WORK ITEM:
Which lines in the listing below contain the word "Cookies"? Copy each one.
***
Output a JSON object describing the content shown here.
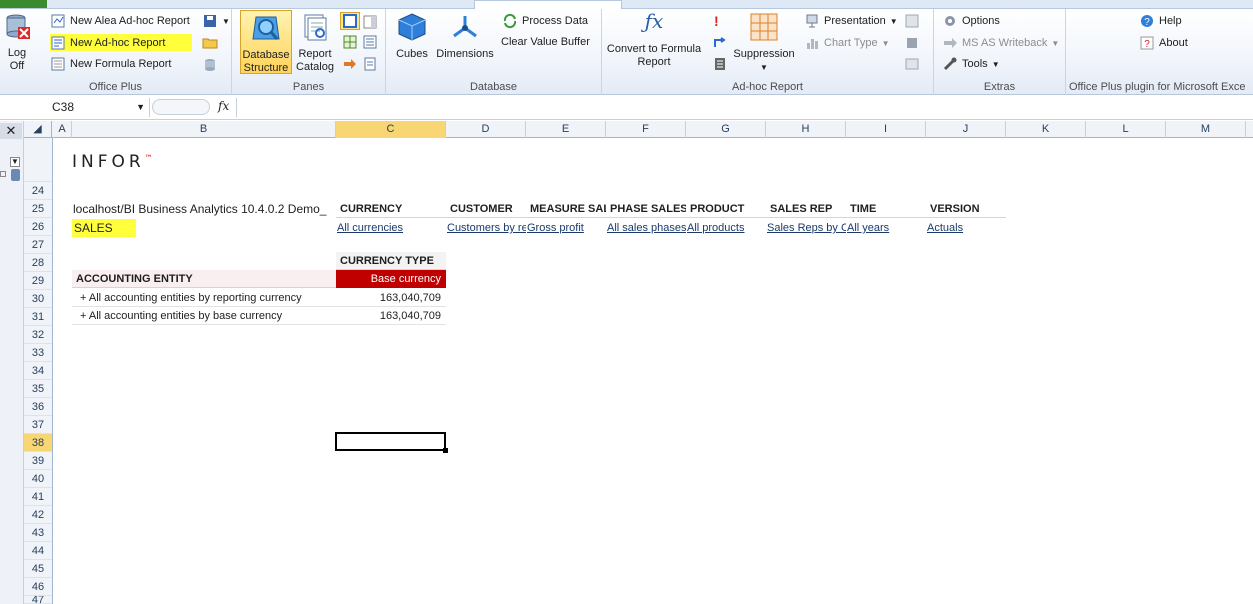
{
  "ribbon": {
    "office_plus": {
      "log_off": "Log Off",
      "new_alea_adhoc": "New Alea Ad-hoc Report",
      "new_adhoc": "New Ad-hoc Report",
      "new_formula": "New Formula Report",
      "label": "Office Plus"
    },
    "panes": {
      "database_structure": "Database Structure",
      "report_catalog": "Report Catalog",
      "label": "Panes"
    },
    "database": {
      "cubes": "Cubes",
      "dimensions": "Dimensions",
      "process_data": "Process Data",
      "clear_value_buffer": "Clear Value Buffer",
      "label": "Database"
    },
    "adhoc": {
      "convert": "Convert to Formula Report",
      "suppression": "Suppression",
      "presentation": "Presentation",
      "chart_type": "Chart Type",
      "label": "Ad-hoc Report"
    },
    "extras": {
      "options": "Options",
      "writeback": "MS AS Writeback",
      "tools": "Tools",
      "label": "Extras"
    },
    "help": {
      "help": "Help",
      "about": "About",
      "label": "Office Plus plugin for Microsoft Exce"
    }
  },
  "formula_bar": {
    "name_box": "C38",
    "fx": "fx",
    "formula": ""
  },
  "columns": [
    "A",
    "B",
    "C",
    "D",
    "E",
    "F",
    "G",
    "H",
    "I",
    "J",
    "K",
    "L",
    "M"
  ],
  "rows": [
    "24",
    "25",
    "26",
    "27",
    "28",
    "29",
    "30",
    "31",
    "32",
    "33",
    "34",
    "35",
    "36",
    "37",
    "38",
    "39",
    "40",
    "41",
    "42",
    "43",
    "44",
    "45",
    "46",
    "47"
  ],
  "sheet": {
    "logo": "INFOR",
    "connection": "localhost/BI Business Analytics 10.4.0.2 Demo_",
    "cube": "SALES",
    "dimensions": [
      {
        "name": "CURRENCY",
        "value": "All currencies"
      },
      {
        "name": "CUSTOMER",
        "value": "Customers by re"
      },
      {
        "name": "MEASURE SAL",
        "value": "Gross profit"
      },
      {
        "name": "PHASE SALES",
        "value": "All sales phases"
      },
      {
        "name": "PRODUCT",
        "value": "All products"
      },
      {
        "name": "SALES REP",
        "value": "Sales Reps by C"
      },
      {
        "name": "TIME",
        "value": "All years"
      },
      {
        "name": "VERSION",
        "value": "Actuals"
      }
    ],
    "currency_type_header": "CURRENCY TYPE",
    "base_currency": "Base currency",
    "row_dim": "ACCOUNTING ENTITY",
    "data_rows": [
      {
        "label": "+ All accounting entities by reporting currency",
        "value": "163,040,709"
      },
      {
        "label": "+ All accounting entities by base currency",
        "value": "163,040,709"
      }
    ]
  },
  "colors": {
    "accent_red": "#c00000",
    "highlight": "#ffff3c"
  }
}
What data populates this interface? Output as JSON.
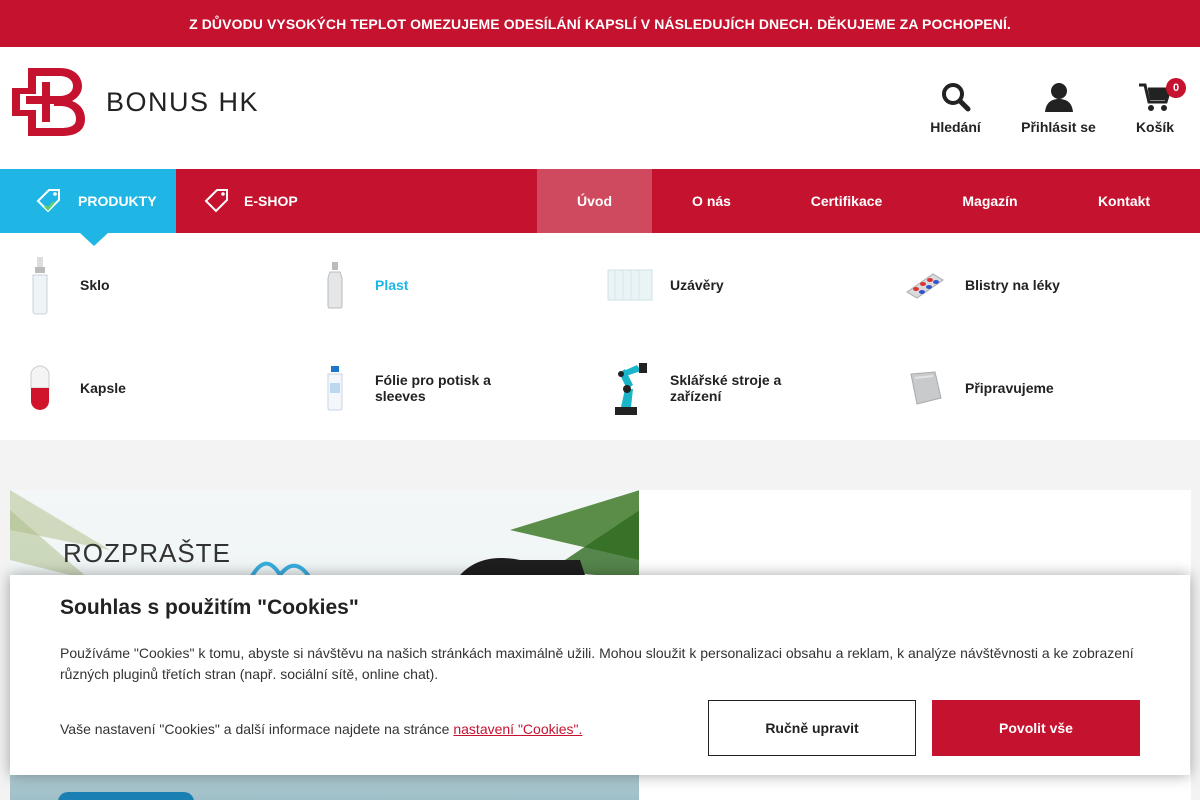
{
  "banner": {
    "text": "Z DŮVODU VYSOKÝCH TEPLOT OMEZUJEME ODESÍLÁNÍ KAPSLÍ V NÁSLEDUJÍCH DNECH.  DĚKUJEME ZA POCHOPENÍ."
  },
  "header": {
    "logo_text": "BONUS HK",
    "search_label": "Hledání",
    "login_label": "Přihlásit se",
    "cart_label": "Košík",
    "cart_count": "0"
  },
  "nav": {
    "products_label": "PRODUKTY",
    "eshop_label": "E-SHOP",
    "links": [
      "Úvod",
      "O nás",
      "Certifikace",
      "Magazín",
      "Kontakt"
    ],
    "active_link": "Úvod"
  },
  "products": [
    {
      "label": "Sklo",
      "icon": "glass-bottle-icon"
    },
    {
      "label": "Plast",
      "icon": "plastic-bottle-icon",
      "highlighted": true
    },
    {
      "label": "Uzávěry",
      "icon": "caps-icon"
    },
    {
      "label": "Blistry na léky",
      "icon": "blister-icon"
    },
    {
      "label": "Kapsle",
      "icon": "capsule-icon"
    },
    {
      "label": "Fólie pro potisk a sleeves",
      "icon": "sleeve-bottle-icon"
    },
    {
      "label": "Sklářské stroje a zařízení",
      "icon": "robot-arm-icon"
    },
    {
      "label": "Připravujeme",
      "icon": "pouch-icon"
    }
  ],
  "hero": {
    "title": "ROZPRAŠTE"
  },
  "cookie": {
    "title": "Souhlas s použitím \"Cookies\"",
    "text": "Používáme \"Cookies\" k tomu, abyste si návštěvu na našich stránkách maximálně užili. Mohou sloužit k personalizaci obsahu a reklam, k analýze návštěvnosti a ke zobrazení různých pluginů třetích stran (např. sociální sítě, online chat).",
    "more_text": "Vaše nastavení \"Cookies\" a další informace najdete na stránce ",
    "more_link": "nastavení \"Cookies\".",
    "manual_button": "Ručně upravit",
    "accept_button": "Povolit vše"
  },
  "colors": {
    "brand_red": "#c4122f",
    "accent_blue": "#1fb6e6",
    "active_nav": "#cf4a5f"
  }
}
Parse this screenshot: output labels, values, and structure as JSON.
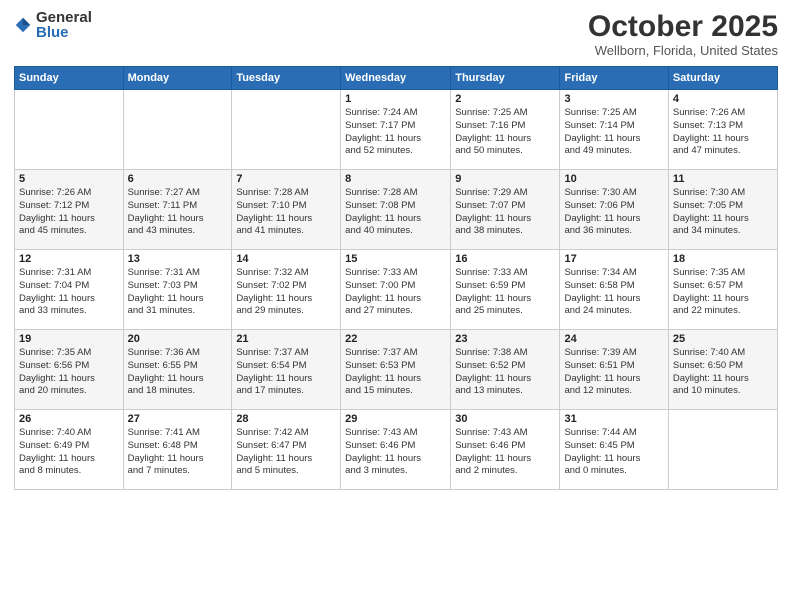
{
  "header": {
    "logo_general": "General",
    "logo_blue": "Blue",
    "month_title": "October 2025",
    "location": "Wellborn, Florida, United States"
  },
  "days_of_week": [
    "Sunday",
    "Monday",
    "Tuesday",
    "Wednesday",
    "Thursday",
    "Friday",
    "Saturday"
  ],
  "weeks": [
    {
      "cells": [
        {
          "day": "",
          "info": ""
        },
        {
          "day": "",
          "info": ""
        },
        {
          "day": "",
          "info": ""
        },
        {
          "day": "1",
          "info": "Sunrise: 7:24 AM\nSunset: 7:17 PM\nDaylight: 11 hours\nand 52 minutes."
        },
        {
          "day": "2",
          "info": "Sunrise: 7:25 AM\nSunset: 7:16 PM\nDaylight: 11 hours\nand 50 minutes."
        },
        {
          "day": "3",
          "info": "Sunrise: 7:25 AM\nSunset: 7:14 PM\nDaylight: 11 hours\nand 49 minutes."
        },
        {
          "day": "4",
          "info": "Sunrise: 7:26 AM\nSunset: 7:13 PM\nDaylight: 11 hours\nand 47 minutes."
        }
      ]
    },
    {
      "cells": [
        {
          "day": "5",
          "info": "Sunrise: 7:26 AM\nSunset: 7:12 PM\nDaylight: 11 hours\nand 45 minutes."
        },
        {
          "day": "6",
          "info": "Sunrise: 7:27 AM\nSunset: 7:11 PM\nDaylight: 11 hours\nand 43 minutes."
        },
        {
          "day": "7",
          "info": "Sunrise: 7:28 AM\nSunset: 7:10 PM\nDaylight: 11 hours\nand 41 minutes."
        },
        {
          "day": "8",
          "info": "Sunrise: 7:28 AM\nSunset: 7:08 PM\nDaylight: 11 hours\nand 40 minutes."
        },
        {
          "day": "9",
          "info": "Sunrise: 7:29 AM\nSunset: 7:07 PM\nDaylight: 11 hours\nand 38 minutes."
        },
        {
          "day": "10",
          "info": "Sunrise: 7:30 AM\nSunset: 7:06 PM\nDaylight: 11 hours\nand 36 minutes."
        },
        {
          "day": "11",
          "info": "Sunrise: 7:30 AM\nSunset: 7:05 PM\nDaylight: 11 hours\nand 34 minutes."
        }
      ]
    },
    {
      "cells": [
        {
          "day": "12",
          "info": "Sunrise: 7:31 AM\nSunset: 7:04 PM\nDaylight: 11 hours\nand 33 minutes."
        },
        {
          "day": "13",
          "info": "Sunrise: 7:31 AM\nSunset: 7:03 PM\nDaylight: 11 hours\nand 31 minutes."
        },
        {
          "day": "14",
          "info": "Sunrise: 7:32 AM\nSunset: 7:02 PM\nDaylight: 11 hours\nand 29 minutes."
        },
        {
          "day": "15",
          "info": "Sunrise: 7:33 AM\nSunset: 7:00 PM\nDaylight: 11 hours\nand 27 minutes."
        },
        {
          "day": "16",
          "info": "Sunrise: 7:33 AM\nSunset: 6:59 PM\nDaylight: 11 hours\nand 25 minutes."
        },
        {
          "day": "17",
          "info": "Sunrise: 7:34 AM\nSunset: 6:58 PM\nDaylight: 11 hours\nand 24 minutes."
        },
        {
          "day": "18",
          "info": "Sunrise: 7:35 AM\nSunset: 6:57 PM\nDaylight: 11 hours\nand 22 minutes."
        }
      ]
    },
    {
      "cells": [
        {
          "day": "19",
          "info": "Sunrise: 7:35 AM\nSunset: 6:56 PM\nDaylight: 11 hours\nand 20 minutes."
        },
        {
          "day": "20",
          "info": "Sunrise: 7:36 AM\nSunset: 6:55 PM\nDaylight: 11 hours\nand 18 minutes."
        },
        {
          "day": "21",
          "info": "Sunrise: 7:37 AM\nSunset: 6:54 PM\nDaylight: 11 hours\nand 17 minutes."
        },
        {
          "day": "22",
          "info": "Sunrise: 7:37 AM\nSunset: 6:53 PM\nDaylight: 11 hours\nand 15 minutes."
        },
        {
          "day": "23",
          "info": "Sunrise: 7:38 AM\nSunset: 6:52 PM\nDaylight: 11 hours\nand 13 minutes."
        },
        {
          "day": "24",
          "info": "Sunrise: 7:39 AM\nSunset: 6:51 PM\nDaylight: 11 hours\nand 12 minutes."
        },
        {
          "day": "25",
          "info": "Sunrise: 7:40 AM\nSunset: 6:50 PM\nDaylight: 11 hours\nand 10 minutes."
        }
      ]
    },
    {
      "cells": [
        {
          "day": "26",
          "info": "Sunrise: 7:40 AM\nSunset: 6:49 PM\nDaylight: 11 hours\nand 8 minutes."
        },
        {
          "day": "27",
          "info": "Sunrise: 7:41 AM\nSunset: 6:48 PM\nDaylight: 11 hours\nand 7 minutes."
        },
        {
          "day": "28",
          "info": "Sunrise: 7:42 AM\nSunset: 6:47 PM\nDaylight: 11 hours\nand 5 minutes."
        },
        {
          "day": "29",
          "info": "Sunrise: 7:43 AM\nSunset: 6:46 PM\nDaylight: 11 hours\nand 3 minutes."
        },
        {
          "day": "30",
          "info": "Sunrise: 7:43 AM\nSunset: 6:46 PM\nDaylight: 11 hours\nand 2 minutes."
        },
        {
          "day": "31",
          "info": "Sunrise: 7:44 AM\nSunset: 6:45 PM\nDaylight: 11 hours\nand 0 minutes."
        },
        {
          "day": "",
          "info": ""
        }
      ]
    }
  ]
}
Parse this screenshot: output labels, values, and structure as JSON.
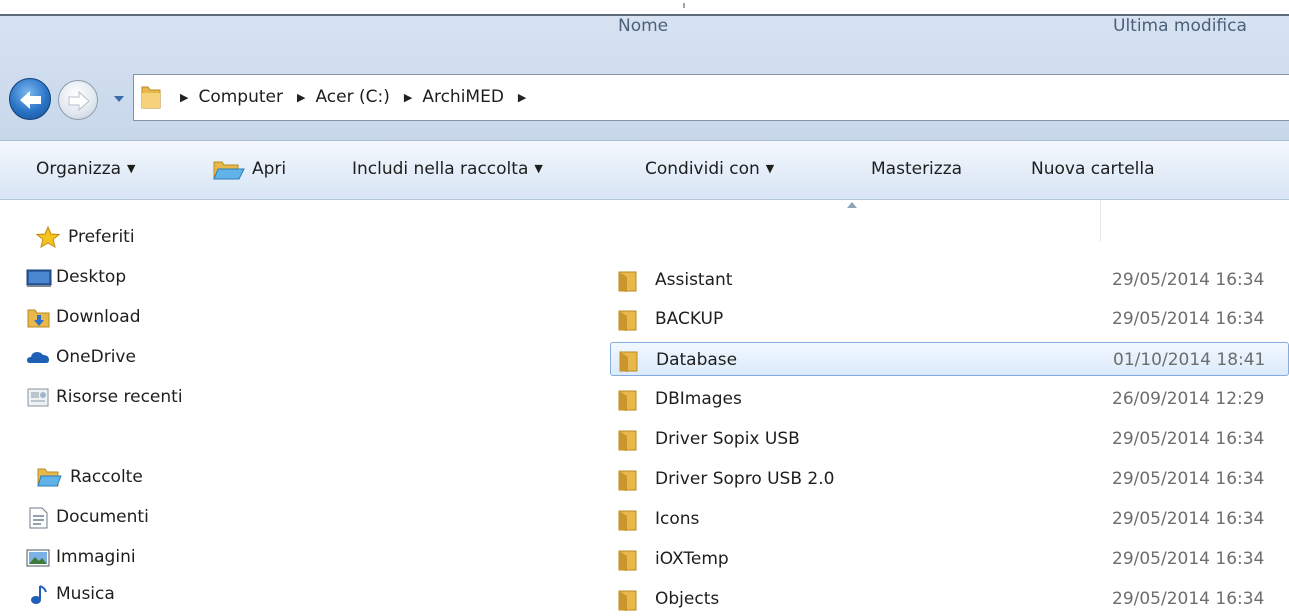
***
TASK RESULT:
    "title": "Souhlas s použitím \"Cookies\"",
    "text": "Používáme \"Cookies\" k tomu, abyste si návštěvu na našich stránkách maximálně užili. Mohou sloužit k personalizaci obsahu a reklam, k analýze návštěvnosti a ke zobrazení různých pluginů třetích stran (např. sociální sítě, online chat).",
    "more_text": "Vaše nastavení \"Cookies\" a další informace najdete na stránce ",
    "more_link": "nastavení \"Cookies\".",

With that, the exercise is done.